Your goal: Your answer is a number only: how many lines in the data below contain "JSON"?

Dataset records:
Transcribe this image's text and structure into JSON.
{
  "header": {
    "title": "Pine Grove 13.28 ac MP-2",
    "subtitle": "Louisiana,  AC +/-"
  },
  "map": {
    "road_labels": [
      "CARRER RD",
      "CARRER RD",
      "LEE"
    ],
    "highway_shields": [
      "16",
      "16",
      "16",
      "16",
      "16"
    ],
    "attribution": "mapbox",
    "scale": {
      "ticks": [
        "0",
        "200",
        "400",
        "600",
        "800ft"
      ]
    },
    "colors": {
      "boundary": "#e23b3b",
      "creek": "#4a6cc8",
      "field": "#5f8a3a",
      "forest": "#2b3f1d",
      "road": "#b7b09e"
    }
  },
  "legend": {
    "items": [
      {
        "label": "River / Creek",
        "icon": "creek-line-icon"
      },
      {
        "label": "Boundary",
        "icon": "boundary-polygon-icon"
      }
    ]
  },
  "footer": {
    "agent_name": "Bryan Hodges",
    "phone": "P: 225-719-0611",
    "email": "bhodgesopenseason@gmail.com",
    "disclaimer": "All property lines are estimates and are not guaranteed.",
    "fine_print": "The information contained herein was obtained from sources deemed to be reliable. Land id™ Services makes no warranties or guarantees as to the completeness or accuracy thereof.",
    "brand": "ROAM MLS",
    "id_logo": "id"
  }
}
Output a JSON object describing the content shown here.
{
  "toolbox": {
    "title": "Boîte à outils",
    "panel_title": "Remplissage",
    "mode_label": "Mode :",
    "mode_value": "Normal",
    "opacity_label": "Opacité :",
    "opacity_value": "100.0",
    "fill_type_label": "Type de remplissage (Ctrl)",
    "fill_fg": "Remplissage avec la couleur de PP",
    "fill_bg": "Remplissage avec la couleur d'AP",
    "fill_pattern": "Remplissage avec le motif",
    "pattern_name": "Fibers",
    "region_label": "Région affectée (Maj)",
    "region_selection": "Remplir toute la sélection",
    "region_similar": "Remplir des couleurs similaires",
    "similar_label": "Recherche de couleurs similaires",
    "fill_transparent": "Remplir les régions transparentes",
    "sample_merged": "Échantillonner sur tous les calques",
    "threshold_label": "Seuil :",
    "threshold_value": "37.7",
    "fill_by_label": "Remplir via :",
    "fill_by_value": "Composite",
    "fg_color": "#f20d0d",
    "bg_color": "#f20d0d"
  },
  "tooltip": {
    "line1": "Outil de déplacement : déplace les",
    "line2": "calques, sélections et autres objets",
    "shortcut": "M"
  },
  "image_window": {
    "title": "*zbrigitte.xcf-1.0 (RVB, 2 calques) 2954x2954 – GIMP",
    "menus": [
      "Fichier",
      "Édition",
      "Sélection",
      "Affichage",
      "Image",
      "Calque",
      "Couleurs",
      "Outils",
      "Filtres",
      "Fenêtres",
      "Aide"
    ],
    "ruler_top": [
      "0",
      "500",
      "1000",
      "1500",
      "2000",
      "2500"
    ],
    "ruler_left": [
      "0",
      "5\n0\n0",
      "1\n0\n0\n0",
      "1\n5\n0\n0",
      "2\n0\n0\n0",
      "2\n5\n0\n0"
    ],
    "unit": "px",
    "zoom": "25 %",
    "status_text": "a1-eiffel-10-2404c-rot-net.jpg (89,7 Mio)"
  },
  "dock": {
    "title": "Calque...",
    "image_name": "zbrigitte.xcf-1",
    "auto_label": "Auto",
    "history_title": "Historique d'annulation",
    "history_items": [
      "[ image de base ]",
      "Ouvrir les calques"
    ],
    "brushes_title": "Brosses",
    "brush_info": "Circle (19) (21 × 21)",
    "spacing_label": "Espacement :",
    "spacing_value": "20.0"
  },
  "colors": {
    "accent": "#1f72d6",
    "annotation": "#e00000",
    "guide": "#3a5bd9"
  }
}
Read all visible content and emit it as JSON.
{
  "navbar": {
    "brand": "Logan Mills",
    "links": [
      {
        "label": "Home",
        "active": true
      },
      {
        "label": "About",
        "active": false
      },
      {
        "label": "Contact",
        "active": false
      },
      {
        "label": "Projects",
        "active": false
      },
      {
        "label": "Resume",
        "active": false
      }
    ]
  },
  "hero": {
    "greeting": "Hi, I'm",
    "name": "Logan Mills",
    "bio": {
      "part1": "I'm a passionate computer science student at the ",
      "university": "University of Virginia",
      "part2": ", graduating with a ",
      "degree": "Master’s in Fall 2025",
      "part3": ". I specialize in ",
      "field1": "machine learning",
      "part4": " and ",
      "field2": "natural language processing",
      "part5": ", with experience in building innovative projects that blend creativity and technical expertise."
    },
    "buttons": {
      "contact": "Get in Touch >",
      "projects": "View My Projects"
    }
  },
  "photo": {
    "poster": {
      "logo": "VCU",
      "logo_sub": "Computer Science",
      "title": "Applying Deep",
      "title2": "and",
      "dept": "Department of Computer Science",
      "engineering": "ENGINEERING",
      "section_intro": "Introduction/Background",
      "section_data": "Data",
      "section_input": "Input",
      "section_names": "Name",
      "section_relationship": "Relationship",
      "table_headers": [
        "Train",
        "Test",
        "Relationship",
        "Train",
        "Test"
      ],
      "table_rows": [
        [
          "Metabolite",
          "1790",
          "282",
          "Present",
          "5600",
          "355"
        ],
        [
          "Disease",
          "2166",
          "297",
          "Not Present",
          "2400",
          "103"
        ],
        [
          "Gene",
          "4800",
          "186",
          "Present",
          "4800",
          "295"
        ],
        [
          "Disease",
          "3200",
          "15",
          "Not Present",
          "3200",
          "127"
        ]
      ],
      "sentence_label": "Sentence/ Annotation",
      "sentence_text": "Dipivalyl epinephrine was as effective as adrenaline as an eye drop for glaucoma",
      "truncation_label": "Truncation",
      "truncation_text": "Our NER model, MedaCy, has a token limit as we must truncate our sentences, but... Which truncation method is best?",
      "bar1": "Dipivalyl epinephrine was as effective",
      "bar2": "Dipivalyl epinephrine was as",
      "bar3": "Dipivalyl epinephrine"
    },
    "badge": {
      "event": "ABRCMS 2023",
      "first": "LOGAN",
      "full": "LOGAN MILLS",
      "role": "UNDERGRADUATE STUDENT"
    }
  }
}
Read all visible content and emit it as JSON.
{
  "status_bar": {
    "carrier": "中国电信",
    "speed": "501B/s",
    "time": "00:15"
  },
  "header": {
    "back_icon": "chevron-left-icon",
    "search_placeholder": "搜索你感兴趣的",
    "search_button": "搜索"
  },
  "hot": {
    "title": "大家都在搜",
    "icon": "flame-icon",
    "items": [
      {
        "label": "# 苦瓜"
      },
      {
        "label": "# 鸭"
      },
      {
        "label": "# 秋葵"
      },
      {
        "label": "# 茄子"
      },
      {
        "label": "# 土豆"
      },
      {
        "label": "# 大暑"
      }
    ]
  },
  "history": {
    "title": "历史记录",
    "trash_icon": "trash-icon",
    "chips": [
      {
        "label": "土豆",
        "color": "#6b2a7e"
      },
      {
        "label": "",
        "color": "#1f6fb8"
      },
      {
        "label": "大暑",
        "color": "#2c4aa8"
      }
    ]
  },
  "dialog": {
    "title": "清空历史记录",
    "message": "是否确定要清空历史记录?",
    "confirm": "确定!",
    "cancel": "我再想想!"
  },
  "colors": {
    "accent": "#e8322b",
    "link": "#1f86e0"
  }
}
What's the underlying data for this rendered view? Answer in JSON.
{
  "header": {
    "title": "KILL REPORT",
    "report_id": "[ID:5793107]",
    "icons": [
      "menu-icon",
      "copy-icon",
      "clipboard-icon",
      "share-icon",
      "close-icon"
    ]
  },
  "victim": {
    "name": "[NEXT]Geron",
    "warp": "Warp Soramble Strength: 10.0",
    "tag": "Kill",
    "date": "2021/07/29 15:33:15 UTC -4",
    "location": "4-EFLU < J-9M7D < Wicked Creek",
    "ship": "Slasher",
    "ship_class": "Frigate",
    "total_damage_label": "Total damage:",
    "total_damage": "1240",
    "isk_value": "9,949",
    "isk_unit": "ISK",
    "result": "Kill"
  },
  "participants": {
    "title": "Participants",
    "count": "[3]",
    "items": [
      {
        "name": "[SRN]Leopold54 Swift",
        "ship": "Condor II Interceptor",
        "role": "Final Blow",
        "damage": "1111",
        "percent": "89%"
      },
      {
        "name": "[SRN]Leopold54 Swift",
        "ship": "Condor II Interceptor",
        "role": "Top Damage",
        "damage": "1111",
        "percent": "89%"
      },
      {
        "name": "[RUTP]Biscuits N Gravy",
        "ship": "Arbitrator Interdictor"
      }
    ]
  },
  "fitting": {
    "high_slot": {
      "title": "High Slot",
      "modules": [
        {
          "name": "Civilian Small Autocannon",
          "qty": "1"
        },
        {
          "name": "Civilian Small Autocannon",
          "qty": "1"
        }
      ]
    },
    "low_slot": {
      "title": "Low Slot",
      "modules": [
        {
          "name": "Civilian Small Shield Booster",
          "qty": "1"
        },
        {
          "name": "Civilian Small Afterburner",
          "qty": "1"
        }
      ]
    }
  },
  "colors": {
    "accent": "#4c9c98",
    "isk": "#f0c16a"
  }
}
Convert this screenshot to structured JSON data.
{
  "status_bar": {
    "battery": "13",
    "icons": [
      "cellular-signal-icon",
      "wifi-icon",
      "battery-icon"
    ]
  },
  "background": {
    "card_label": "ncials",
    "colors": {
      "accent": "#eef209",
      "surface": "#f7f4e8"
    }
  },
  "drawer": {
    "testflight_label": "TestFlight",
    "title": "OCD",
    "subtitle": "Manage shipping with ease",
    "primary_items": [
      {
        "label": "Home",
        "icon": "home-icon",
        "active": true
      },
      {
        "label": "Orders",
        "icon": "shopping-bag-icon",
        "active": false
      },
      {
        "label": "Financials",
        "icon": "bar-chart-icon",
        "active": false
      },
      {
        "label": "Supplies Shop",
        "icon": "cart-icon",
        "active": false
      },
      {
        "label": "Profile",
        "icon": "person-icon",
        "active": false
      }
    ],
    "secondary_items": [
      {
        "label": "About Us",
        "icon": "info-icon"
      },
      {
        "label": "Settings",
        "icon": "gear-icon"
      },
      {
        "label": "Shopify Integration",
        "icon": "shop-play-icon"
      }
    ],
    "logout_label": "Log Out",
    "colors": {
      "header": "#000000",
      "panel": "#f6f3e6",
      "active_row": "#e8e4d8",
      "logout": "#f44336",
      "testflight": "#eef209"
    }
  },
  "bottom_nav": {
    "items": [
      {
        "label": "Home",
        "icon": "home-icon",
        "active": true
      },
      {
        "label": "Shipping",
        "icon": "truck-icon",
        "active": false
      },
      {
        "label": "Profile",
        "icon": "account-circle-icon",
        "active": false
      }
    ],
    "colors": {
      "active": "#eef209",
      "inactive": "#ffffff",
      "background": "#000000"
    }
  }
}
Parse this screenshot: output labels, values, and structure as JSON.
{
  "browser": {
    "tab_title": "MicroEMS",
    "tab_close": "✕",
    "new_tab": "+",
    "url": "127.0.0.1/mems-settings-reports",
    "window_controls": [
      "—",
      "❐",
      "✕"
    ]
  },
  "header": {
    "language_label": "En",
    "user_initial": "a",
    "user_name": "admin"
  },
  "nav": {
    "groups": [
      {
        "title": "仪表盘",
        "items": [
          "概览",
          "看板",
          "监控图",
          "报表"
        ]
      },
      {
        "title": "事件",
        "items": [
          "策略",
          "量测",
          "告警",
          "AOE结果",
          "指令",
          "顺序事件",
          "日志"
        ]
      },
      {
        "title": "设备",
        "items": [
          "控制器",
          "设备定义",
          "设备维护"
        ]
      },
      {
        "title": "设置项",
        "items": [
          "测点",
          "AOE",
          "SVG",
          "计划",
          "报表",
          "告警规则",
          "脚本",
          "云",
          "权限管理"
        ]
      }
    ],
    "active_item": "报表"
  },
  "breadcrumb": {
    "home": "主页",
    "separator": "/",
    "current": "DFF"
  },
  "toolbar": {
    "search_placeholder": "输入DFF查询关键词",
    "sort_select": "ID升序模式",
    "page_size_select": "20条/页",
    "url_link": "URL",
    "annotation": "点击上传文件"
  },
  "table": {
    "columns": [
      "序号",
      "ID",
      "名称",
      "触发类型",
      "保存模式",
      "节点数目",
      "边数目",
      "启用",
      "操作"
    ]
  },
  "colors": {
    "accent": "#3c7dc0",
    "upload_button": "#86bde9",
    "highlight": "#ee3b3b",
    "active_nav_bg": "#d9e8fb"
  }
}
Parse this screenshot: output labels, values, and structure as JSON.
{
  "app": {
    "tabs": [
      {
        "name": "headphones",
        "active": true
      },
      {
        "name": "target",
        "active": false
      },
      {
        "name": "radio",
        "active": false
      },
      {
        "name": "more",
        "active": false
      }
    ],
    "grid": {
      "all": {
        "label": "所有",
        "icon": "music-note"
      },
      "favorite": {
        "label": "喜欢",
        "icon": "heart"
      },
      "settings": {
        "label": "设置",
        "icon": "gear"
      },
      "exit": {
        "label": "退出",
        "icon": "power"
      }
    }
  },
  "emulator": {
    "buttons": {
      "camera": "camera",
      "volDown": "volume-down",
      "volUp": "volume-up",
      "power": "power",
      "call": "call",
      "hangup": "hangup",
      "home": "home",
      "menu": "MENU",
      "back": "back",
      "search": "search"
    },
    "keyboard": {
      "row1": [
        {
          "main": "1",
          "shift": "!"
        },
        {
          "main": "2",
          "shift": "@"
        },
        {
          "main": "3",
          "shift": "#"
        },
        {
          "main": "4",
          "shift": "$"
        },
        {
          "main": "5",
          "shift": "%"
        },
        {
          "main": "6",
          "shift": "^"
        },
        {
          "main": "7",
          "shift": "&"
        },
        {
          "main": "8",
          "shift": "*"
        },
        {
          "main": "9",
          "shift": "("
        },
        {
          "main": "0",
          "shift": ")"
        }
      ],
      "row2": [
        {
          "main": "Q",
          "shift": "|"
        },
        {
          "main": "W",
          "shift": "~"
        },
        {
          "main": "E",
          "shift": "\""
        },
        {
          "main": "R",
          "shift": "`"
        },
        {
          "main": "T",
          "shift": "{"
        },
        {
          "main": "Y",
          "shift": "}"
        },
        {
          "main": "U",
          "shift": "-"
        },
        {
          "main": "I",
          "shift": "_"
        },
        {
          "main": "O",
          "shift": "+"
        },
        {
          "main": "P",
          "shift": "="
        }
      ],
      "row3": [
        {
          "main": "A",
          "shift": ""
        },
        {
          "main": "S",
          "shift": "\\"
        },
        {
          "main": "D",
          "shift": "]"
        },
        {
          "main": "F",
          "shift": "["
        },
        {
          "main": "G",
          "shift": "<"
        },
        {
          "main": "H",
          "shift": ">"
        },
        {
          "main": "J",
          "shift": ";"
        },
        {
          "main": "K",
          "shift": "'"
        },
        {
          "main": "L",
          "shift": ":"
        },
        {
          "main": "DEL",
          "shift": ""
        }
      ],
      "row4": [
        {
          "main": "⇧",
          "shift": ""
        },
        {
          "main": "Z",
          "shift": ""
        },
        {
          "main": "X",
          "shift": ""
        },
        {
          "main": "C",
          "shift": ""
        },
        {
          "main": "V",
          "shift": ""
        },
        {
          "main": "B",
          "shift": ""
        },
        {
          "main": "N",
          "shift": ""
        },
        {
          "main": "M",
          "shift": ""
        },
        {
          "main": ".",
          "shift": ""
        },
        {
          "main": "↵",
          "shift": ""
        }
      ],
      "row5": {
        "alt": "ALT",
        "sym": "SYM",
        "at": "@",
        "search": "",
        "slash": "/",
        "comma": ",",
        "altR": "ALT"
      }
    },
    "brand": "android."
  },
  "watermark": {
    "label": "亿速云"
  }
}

Answer box: 8